        Hey there. So i veganized it and it turned out Really well. I obviously changed the Butter for alsan (a german vegan Butter that is Really Not comparable to Any other Margarine). If you dont have it on Hand you could usw coconut oil, but slightly less of it because of its higher fat Content. I added oat cream to the caramel instead of cream but since it is more watery than regular cream i used a Bit more alsan and a Bit less syrup and water than stated above (i obviously suck at taking measurements. It was about a teaspoon more Butter and one tablespoon less water and syrup each) . I did Made the ganache using the leftovers from the oat cream plus a teaspoon of alsan.
        I guess using a fat that only melts in higher Temperatures (Not like coconut oil) helps Keeping it a bit less messy once it is served. I hope i could help, let me know if you tried. Cat

  25. Claire

    1) this looks amazing
    2) a few picky eater/cook questions:
    a) I never keep sour cream or creme fraiche on hand and would hate to buy a tub just for 2 Tbsp. Any good substitutes? I’d usually think yogurt but that seems odd to put in a caramel.
    b) someone else asked about egg substitutes for the crust. I normally use flax eggs in baking, think that would work here?

    1. deb

      2a. I think the caramel will be fine without it, it just adds a tiny bit of depth. You could use an additional 1 to 2T of cream.
      2b. I don’t think it’s mandatory that tart crusts have an egg, it just makes it more cookie-ish and dessert-like. A flax egg might work, but I’m not positive. Or you could add a spoonful of water to help pull it together.

  26. sarah c jurcyk

    I love your recipes and now have your cook book. My question: is there an easier way to print off your recipes we find on your blog? Maybe I am missing a print button that some other blogs use, but it seems a hassle to try and cut an paste on multiple pages if it’s s long recipe. Keep up the great cooking/baking!

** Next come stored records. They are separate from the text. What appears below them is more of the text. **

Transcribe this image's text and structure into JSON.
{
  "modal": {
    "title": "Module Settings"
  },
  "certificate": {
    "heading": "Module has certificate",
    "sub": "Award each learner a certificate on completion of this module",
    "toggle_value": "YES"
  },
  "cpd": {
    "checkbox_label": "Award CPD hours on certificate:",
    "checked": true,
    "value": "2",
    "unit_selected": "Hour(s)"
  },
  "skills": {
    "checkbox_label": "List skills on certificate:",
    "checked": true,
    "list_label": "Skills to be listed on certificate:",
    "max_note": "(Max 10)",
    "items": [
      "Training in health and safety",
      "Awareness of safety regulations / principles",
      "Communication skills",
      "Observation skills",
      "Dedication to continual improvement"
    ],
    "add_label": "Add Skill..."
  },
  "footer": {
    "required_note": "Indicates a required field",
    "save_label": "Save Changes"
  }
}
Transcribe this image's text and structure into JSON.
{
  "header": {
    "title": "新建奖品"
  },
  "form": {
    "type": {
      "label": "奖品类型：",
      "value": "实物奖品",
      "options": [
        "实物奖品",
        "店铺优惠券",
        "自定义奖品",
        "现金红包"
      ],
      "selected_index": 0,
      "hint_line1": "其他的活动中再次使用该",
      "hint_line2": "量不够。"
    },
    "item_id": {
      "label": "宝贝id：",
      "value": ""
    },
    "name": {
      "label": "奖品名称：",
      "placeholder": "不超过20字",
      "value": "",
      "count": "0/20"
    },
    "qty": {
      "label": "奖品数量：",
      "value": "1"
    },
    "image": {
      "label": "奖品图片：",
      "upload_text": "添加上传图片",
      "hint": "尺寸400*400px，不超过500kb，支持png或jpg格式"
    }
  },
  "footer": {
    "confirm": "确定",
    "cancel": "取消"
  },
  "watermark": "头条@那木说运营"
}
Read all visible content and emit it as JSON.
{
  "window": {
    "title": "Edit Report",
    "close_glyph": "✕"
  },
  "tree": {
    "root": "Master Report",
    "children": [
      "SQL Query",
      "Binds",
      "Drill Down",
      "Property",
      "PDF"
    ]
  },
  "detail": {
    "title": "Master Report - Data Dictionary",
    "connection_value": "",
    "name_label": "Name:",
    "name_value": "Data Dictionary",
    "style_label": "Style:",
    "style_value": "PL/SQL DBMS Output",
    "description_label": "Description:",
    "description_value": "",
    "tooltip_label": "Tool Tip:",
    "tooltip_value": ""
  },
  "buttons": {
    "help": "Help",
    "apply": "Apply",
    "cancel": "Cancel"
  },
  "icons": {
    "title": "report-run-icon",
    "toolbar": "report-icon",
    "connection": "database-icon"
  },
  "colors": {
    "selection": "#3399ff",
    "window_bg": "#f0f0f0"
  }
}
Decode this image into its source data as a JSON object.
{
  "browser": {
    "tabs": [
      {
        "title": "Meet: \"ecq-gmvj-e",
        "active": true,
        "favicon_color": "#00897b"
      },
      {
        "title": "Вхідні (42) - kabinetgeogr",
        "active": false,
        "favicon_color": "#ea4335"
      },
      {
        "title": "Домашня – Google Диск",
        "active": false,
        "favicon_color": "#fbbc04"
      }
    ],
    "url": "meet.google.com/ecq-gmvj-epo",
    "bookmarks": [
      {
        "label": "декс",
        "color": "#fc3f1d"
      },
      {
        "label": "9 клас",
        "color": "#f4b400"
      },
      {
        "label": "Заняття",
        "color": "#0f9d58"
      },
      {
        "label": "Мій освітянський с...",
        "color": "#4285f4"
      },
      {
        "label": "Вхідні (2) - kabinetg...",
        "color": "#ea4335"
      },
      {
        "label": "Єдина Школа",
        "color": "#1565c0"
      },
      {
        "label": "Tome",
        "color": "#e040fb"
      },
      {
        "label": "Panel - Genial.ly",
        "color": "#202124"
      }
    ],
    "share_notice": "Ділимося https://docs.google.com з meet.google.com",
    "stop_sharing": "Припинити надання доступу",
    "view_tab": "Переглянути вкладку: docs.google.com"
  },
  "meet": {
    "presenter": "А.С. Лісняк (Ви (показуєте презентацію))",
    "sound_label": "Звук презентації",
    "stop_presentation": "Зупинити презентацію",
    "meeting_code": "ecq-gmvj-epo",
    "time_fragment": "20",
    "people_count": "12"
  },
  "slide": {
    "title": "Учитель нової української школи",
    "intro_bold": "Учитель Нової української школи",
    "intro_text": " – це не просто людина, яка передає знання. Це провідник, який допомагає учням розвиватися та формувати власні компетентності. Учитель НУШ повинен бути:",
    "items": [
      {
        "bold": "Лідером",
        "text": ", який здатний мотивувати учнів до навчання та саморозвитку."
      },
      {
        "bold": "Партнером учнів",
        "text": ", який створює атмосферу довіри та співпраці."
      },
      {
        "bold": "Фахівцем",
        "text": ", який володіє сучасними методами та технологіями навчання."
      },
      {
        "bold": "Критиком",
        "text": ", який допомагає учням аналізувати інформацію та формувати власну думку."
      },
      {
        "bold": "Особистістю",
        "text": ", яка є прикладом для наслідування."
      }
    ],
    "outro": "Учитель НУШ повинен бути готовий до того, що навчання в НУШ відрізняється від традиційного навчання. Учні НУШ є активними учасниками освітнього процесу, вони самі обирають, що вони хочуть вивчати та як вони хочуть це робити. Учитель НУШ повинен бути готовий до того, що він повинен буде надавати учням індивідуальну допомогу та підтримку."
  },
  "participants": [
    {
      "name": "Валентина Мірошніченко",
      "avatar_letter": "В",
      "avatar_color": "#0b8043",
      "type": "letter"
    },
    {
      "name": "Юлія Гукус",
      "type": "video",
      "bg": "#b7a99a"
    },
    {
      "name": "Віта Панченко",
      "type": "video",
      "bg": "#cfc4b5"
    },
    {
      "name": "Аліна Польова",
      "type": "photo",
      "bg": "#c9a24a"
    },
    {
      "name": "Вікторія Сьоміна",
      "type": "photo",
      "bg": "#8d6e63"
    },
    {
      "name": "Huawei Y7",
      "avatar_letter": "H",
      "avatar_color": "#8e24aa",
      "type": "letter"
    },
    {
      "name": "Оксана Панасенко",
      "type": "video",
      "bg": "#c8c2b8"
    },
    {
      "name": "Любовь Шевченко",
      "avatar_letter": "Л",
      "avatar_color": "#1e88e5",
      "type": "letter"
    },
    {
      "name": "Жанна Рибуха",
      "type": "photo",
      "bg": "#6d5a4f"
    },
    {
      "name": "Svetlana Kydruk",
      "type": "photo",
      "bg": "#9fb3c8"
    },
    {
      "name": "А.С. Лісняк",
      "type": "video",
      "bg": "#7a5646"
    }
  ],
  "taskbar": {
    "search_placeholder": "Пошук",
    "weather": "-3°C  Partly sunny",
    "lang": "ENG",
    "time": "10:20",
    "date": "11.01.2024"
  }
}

    1. caryn tomoser

      There is a little printer icon on the line titled “Do More” under the recipe. There are a few small photos of other recipes before you get to it, so very hard to spot. It would be nice if it were somewhere more intuitive, but it’s there!

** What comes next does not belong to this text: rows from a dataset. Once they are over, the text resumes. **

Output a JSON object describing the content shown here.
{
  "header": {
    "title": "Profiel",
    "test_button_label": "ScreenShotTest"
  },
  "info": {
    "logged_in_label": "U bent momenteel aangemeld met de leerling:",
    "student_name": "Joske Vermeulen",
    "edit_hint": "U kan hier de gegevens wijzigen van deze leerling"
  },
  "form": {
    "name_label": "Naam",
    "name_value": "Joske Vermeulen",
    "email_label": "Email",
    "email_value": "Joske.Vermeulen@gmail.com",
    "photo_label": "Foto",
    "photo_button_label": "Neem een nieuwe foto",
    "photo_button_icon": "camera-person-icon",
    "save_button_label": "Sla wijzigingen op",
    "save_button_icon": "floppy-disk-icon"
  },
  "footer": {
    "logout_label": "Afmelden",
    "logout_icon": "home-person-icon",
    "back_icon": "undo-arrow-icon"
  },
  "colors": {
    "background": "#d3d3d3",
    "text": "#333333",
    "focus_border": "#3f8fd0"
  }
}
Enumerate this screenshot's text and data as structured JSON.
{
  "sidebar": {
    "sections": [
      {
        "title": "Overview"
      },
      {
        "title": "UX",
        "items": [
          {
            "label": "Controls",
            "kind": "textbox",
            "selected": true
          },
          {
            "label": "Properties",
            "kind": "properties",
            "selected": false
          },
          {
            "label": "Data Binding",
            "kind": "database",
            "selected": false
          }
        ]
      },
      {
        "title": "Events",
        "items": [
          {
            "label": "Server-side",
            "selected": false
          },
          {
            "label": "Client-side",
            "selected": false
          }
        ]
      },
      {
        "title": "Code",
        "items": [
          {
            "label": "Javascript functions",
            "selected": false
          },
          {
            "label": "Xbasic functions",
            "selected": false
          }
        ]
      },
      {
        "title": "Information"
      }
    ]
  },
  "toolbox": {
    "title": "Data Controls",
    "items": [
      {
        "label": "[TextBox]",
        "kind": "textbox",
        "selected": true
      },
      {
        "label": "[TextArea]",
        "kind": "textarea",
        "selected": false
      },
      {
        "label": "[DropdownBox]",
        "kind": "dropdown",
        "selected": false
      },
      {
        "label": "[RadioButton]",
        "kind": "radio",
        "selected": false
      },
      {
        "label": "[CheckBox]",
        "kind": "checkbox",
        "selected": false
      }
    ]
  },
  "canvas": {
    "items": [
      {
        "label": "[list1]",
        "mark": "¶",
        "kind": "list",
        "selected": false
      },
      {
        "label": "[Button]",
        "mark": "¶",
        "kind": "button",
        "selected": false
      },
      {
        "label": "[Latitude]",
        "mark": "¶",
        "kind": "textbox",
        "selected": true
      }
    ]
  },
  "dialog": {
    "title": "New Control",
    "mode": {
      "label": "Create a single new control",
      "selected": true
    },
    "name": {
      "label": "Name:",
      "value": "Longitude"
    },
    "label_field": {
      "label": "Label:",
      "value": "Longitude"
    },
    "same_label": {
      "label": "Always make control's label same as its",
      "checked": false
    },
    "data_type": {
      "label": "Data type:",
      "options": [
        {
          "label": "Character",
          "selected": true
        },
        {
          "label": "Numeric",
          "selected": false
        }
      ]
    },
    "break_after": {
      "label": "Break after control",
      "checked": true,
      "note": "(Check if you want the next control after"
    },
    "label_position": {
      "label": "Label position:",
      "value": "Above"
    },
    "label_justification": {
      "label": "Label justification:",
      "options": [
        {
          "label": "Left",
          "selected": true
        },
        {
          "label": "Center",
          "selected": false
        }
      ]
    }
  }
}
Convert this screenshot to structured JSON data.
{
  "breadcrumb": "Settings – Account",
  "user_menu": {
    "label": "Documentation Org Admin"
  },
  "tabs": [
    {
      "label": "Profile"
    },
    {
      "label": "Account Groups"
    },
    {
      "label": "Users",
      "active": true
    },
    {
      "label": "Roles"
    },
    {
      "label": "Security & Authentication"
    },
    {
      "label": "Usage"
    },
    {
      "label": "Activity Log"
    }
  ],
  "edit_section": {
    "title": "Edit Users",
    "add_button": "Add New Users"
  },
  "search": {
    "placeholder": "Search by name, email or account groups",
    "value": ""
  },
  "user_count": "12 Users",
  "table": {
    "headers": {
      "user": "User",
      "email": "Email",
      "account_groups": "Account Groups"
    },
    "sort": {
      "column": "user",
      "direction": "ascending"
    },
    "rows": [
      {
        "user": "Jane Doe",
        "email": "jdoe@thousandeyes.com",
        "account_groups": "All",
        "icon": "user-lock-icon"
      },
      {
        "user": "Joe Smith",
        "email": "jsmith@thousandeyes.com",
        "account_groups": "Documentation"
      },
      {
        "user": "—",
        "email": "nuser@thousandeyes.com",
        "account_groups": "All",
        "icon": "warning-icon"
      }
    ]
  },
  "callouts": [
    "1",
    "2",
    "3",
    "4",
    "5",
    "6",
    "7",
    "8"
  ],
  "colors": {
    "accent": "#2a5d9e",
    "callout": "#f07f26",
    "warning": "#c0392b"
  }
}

      1. deb

        Thanks for helping! Indeed, there is a print icon that leads to a print template at the bottom of each recipe, where it says “DO MORE:” You can also click CTRL + P from any recipe post and it will take you to a streamlined print template. I know it’s not the easiest to find; we’ll make sure it’s easier to see after the next redesign.

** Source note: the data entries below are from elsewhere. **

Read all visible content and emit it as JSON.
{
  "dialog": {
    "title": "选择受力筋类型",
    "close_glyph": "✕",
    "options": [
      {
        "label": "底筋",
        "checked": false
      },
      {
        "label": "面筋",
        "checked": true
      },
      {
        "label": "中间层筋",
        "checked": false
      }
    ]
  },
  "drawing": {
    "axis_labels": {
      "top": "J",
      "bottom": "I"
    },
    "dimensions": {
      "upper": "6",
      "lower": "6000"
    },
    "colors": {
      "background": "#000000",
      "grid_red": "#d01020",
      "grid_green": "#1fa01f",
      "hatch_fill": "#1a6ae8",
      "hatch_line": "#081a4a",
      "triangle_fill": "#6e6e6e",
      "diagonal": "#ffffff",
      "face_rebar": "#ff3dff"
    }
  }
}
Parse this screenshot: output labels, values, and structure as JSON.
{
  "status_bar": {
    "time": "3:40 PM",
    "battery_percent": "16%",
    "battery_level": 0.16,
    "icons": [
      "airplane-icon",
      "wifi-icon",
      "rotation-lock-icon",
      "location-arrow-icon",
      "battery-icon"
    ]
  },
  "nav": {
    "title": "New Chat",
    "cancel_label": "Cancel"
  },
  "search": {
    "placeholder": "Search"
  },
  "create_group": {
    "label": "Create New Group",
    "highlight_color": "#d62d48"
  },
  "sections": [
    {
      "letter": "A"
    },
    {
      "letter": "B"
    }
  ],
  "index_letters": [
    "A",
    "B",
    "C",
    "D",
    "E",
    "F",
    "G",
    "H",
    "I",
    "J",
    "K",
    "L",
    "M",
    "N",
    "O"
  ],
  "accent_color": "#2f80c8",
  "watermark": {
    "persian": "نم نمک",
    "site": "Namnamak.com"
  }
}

  27. Martha

    I made this but noticed that there were no instructions on what to do with the heavy cream for the caramel and for the chocolate ganache. My caramel separated, dont know what I did wrong. Flavor was delicious.

  28. Annie

    You had me at “salted.” Question: I am looking for a “wow!” Christmas Eve dessert to sub in for the Yule log cake I am tired of making. Was considering baked Alaska because my daughter is intrigued by it and has been asking but I am the person who scrapes merengue off lemon merengue pie and asks for whipped cream, so…
    Wait, there was a question here, right? The question is: would you suggest this as a wow-Christmas-Eve dessert or no bc of the oozing/breaking apart factor?

  29. Rosemary Leicht

    Would you like my copy of Claudia Fleming’s Last Course? I get so very much enjoyment out of your blog and cookbooks, it would be my pleasure to give you the book which has been on my shelve since 2001. If you have it already, I’ll give Bonnie Slotnick a call.